Despite the age difference, the beautiful Grace smites Shannon and the feeling is mutual.
The two begin a whirlwind romance that sweeps Grace off of her feet.
Shannon always knows the right thing to say.
Furthermore, Shannon always knows the right things to do to make Grace feel the way a woman should feel.
However, when things go awry in their relationship, it could ruin Grace’s life and all of those around her for a long time.
Grace finds herself in trouble with the law and does not have the money to afford a real lawyer.
She is stuck with a 26-year-old public defender named Jasmine (Webb) who has the unflattering reputation of settling cases instead of fighting for her clients.
That reputation is why her boss Rory (Perry) gives her the Waters case in the first place.
Grace wants to plead guilty, and Rory just wants the young public defender to go in and get a good deal signed, sealed and delivered.
However, when Jasmine begins digging deeper into the facts, she wants to fight and she wants Grace to put up a fight as well.
While some things in “Tyler Perry’s A Fall from Grace” seem predictable, most of the movie is totally unexpected, leaving the audience hanging in the end (in a good way).
After two hours, moviegoers will want much more.
What happens to this character?
What happens to that character?
The way in which “Tyler Perry’s A Fall From Grace” ends makes it possible for several spin-off movies and not just the regular movie sequel.
Unfortunately, “Tyler Perry’s A Fall From Grace” has some noticeable gaffes.
Furthermore, the wig that Perry wears as Rory does not look good in the least.
The wig is worse than the wig he wore in “Tyler Perry’s The Family That Preys.”
But wigs and gaffes notwithstanding, Perry does a great job in writing “Tyler Perry’s A Fall From Grace.”
Furthermore, with legends like Rashad and relative newcomers like Fox and Webb, the acting is heartfelt and conniving.
Fox is known for her role as Hanna on the OWN late night soap opera “Tyler Perry’s The Haves and the Have Nots.”
While Grace has some Hanna in her with her devotion to the church, she is a little more liberal in the bedroom, which results in Fox’s first ever on-film love scene.
It is just unfortunate that Grace is not more conservative with some of her decision-making.

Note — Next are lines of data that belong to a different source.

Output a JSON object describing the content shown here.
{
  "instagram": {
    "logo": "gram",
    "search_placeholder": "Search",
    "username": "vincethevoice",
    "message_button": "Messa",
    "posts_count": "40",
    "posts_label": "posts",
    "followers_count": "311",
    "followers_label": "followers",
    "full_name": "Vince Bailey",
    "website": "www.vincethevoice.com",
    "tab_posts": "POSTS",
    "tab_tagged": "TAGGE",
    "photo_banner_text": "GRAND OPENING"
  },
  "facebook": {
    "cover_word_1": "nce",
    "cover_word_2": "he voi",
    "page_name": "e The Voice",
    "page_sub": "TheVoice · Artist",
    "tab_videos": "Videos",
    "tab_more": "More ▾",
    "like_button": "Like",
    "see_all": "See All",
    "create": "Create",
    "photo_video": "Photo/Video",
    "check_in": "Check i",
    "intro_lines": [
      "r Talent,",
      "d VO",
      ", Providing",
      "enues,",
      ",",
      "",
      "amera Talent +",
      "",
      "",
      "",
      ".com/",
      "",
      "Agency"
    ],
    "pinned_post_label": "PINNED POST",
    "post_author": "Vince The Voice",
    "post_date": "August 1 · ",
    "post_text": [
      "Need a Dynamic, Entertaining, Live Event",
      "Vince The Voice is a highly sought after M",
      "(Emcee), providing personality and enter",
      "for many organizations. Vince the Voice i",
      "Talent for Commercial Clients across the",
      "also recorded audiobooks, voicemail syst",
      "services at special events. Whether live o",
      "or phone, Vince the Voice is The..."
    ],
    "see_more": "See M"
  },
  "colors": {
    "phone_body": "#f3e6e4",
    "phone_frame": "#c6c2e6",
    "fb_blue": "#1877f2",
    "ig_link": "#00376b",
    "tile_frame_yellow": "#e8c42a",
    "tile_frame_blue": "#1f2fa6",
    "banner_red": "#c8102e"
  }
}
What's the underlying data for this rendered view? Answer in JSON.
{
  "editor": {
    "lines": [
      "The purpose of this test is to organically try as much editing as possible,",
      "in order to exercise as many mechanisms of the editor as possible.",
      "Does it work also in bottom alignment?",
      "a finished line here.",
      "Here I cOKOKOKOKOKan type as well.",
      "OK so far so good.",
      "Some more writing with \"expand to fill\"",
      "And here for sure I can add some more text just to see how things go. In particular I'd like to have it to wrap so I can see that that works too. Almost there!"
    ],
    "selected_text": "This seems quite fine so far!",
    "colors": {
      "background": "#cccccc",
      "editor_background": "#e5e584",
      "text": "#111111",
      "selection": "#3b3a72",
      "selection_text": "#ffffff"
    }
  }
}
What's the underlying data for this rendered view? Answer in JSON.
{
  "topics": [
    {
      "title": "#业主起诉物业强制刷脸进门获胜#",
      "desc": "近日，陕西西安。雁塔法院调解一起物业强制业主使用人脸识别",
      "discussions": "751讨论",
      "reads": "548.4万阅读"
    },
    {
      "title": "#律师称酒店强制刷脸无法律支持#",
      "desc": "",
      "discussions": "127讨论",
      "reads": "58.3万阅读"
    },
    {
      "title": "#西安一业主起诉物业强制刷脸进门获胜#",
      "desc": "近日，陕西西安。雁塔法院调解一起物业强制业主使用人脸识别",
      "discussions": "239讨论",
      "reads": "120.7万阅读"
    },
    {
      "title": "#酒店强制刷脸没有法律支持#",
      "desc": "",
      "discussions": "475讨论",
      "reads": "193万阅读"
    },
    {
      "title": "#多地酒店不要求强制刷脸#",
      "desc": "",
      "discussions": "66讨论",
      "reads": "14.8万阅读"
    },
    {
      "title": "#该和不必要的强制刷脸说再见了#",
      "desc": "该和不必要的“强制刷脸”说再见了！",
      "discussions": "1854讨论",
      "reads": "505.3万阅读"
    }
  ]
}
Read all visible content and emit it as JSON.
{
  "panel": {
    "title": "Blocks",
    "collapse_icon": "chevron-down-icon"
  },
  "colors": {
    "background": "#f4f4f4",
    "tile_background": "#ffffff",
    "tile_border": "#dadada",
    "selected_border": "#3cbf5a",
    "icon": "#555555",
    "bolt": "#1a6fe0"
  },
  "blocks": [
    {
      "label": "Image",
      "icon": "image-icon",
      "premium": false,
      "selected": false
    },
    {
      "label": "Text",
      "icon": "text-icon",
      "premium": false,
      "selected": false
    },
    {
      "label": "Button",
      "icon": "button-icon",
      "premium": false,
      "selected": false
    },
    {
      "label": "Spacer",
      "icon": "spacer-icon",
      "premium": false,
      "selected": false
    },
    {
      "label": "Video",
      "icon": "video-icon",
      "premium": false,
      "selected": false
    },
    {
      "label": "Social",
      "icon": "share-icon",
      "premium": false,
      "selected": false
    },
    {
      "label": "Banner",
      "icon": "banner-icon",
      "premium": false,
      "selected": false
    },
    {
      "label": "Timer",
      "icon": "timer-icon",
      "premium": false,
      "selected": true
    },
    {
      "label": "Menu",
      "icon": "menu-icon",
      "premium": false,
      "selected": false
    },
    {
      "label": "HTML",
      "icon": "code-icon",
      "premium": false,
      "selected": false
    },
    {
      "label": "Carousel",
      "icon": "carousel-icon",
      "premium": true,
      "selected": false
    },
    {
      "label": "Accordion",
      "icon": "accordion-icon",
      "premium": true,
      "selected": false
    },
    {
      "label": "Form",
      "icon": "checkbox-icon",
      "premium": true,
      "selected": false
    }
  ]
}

Her decision-making makes “Tyler Perry’s A Fall From Grace” a cautionary tale that all should see, male and female.
And forget what the haters and critics say.
If Perry keeps creating movies like “Tyler Perry’s A Fall From Grace” it will prove that letting critics view his movies ahead of time is not necessarily a mistake.
A good movie is a good movie, and even Perry haters cannot hate that.
“Tyler Perry’s A Fall From Grace” is now streaming on Netflix.